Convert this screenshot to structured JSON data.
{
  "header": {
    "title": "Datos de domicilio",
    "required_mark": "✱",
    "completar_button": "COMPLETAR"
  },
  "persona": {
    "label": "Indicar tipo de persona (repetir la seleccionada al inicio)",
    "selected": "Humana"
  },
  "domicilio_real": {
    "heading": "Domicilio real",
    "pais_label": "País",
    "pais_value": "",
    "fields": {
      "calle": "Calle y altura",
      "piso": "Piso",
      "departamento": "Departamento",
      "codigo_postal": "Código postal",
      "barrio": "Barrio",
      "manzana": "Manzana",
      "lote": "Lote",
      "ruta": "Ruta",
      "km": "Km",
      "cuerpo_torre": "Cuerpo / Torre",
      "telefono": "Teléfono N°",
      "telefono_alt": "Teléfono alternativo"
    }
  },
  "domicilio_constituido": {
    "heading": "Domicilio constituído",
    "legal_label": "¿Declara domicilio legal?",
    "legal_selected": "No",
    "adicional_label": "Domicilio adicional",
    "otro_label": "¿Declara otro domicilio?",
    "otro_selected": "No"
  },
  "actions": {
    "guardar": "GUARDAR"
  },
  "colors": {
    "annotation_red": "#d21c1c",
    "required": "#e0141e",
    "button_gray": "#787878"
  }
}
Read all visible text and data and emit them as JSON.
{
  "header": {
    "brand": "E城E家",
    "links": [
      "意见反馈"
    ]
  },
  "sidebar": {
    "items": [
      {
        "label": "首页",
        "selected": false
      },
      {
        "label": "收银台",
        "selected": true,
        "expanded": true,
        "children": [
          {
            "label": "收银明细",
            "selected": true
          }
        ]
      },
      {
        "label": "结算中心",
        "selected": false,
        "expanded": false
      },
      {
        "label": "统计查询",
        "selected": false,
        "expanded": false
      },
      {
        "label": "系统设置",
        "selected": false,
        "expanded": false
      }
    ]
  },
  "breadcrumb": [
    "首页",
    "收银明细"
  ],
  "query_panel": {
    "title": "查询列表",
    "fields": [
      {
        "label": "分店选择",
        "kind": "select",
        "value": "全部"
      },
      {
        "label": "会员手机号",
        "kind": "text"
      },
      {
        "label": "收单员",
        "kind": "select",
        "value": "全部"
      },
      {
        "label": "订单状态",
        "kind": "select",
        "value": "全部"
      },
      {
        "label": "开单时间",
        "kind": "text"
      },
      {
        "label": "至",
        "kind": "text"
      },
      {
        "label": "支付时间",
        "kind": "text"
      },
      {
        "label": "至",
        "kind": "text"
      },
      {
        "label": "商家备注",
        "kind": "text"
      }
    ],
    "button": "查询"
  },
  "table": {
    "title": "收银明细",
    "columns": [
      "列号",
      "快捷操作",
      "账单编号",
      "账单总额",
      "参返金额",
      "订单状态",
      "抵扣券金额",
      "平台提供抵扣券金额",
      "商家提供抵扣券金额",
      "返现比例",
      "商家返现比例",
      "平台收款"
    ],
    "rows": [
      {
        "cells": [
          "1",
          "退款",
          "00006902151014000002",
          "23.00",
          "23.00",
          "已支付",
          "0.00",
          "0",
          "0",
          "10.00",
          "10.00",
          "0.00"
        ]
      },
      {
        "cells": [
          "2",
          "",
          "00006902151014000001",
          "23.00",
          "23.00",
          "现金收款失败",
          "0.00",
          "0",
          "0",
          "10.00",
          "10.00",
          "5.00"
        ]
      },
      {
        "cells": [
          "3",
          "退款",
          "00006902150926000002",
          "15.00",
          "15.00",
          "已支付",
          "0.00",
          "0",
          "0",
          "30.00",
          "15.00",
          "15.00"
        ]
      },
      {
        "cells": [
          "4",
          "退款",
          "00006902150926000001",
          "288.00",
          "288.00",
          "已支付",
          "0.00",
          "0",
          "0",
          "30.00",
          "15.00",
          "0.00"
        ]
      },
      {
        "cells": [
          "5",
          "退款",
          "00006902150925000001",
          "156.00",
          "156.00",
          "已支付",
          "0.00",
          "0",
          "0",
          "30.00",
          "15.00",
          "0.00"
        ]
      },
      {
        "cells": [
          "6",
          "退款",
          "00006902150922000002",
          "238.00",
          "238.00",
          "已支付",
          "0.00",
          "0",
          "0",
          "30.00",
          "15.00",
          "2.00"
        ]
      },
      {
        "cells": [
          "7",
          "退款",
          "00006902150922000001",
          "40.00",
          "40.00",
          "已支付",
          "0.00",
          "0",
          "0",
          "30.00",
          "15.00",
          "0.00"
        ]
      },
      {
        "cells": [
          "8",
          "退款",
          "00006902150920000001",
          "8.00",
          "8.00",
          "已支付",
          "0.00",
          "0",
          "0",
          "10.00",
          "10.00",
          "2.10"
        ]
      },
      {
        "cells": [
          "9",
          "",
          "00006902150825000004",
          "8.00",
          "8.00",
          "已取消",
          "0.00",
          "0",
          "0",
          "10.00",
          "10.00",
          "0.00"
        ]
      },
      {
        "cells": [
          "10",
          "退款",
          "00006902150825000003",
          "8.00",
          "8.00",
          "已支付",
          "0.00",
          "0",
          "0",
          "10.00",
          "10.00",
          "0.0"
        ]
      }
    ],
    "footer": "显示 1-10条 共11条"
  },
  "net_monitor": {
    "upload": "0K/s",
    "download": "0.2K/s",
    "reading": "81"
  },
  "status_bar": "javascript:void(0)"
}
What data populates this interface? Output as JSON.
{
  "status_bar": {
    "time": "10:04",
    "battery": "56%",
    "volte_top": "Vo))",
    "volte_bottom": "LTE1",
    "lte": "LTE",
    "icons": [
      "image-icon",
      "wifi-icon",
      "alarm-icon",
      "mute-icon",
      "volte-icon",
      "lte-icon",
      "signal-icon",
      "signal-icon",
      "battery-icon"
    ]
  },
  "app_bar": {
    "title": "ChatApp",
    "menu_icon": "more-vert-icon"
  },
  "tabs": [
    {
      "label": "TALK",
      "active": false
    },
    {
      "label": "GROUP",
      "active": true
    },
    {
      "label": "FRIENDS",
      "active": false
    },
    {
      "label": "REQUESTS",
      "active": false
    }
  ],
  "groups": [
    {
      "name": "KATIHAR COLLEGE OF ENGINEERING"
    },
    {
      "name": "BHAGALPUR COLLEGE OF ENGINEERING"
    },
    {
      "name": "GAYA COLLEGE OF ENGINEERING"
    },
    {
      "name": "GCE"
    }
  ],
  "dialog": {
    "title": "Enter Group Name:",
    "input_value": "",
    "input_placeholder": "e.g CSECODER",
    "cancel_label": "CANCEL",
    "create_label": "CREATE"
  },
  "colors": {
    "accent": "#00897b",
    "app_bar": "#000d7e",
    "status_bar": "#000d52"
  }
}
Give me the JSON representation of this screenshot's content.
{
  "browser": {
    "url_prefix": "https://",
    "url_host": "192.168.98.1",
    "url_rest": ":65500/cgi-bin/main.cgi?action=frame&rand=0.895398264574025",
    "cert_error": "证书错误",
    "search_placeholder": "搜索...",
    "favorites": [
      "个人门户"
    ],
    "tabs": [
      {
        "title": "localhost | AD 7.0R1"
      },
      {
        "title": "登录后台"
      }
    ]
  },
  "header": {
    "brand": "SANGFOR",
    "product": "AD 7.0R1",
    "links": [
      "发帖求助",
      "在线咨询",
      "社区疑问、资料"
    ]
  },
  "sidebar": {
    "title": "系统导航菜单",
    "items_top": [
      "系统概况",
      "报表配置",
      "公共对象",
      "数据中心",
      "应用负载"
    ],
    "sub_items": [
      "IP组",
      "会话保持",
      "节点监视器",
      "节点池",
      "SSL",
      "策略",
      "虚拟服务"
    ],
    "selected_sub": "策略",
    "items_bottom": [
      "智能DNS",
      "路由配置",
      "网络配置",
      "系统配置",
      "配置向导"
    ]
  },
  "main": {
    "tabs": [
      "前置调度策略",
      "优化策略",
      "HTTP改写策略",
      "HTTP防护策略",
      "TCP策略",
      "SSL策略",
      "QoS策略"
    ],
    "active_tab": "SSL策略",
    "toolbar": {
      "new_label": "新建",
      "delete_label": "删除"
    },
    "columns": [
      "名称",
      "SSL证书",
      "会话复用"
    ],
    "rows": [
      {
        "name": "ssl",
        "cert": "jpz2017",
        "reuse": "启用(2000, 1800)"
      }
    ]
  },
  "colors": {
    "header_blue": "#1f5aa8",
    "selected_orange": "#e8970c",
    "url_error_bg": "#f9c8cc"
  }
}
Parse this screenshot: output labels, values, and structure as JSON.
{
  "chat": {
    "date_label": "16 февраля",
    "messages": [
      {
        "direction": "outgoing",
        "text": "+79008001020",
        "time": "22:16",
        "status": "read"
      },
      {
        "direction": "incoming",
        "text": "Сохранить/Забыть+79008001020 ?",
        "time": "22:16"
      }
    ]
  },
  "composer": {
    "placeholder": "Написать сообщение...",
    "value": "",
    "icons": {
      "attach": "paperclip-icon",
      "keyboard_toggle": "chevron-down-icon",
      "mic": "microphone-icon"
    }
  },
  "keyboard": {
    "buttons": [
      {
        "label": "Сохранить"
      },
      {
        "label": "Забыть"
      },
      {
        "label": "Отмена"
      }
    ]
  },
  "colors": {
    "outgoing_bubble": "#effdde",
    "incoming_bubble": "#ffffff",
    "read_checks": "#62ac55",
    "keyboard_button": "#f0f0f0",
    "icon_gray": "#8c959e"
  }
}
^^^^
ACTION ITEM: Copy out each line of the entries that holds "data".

WRITTEN RESPONSE:
Convert this screenshot to structured JSON data.
Read all visible text and data and emit them as JSON.
What data populates this interface? Output as JSON.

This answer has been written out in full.